* **The problem**
Nothing but an exact copy of the records is expected here.

* **Data shown**
┄┄┄┄┄┄┄┄┄┄

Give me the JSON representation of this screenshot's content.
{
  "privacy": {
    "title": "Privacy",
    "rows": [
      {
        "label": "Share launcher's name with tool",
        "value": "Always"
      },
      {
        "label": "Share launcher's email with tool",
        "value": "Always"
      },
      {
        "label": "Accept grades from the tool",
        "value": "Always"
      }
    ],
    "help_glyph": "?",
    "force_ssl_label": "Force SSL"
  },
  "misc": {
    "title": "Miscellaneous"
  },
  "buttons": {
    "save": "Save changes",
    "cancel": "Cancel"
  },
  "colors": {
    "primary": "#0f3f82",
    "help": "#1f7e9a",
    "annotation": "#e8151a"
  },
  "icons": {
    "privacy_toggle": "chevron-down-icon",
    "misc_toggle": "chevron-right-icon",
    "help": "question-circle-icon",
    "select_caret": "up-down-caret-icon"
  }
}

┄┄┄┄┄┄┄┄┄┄

* **Response to the task**
Give me the JSON representation of this screenshot's content.
{
  "privacy": {
    "title": "Privacy",
    "rows": [
      {
        "label": "Share launcher's name with tool",
        "value": "Always"
      },
      {
        "label": "Share launcher's email with tool",
        "value": "Always"
      },
      {
        "label": "Accept grades from the tool",
        "value": "Always"
      }
    ],
    "help_glyph": "?",
    "force_ssl_label": "Force SSL"
  },
  "misc": {
    "title": "Miscellaneous"
  },
  "buttons": {
    "save": "Save changes",
    "cancel": "Cancel"
  },
  "colors": {
    "primary": "#0f3f82",
    "help": "#1f7e9a",
    "annotation": "#e8151a"
  },
  "icons": {
    "privacy_toggle": "chevron-down-icon",
    "misc_toggle": "chevron-right-icon",
    "help": "question-circle-icon",
    "select_caret": "up-down-caret-icon"
  }
}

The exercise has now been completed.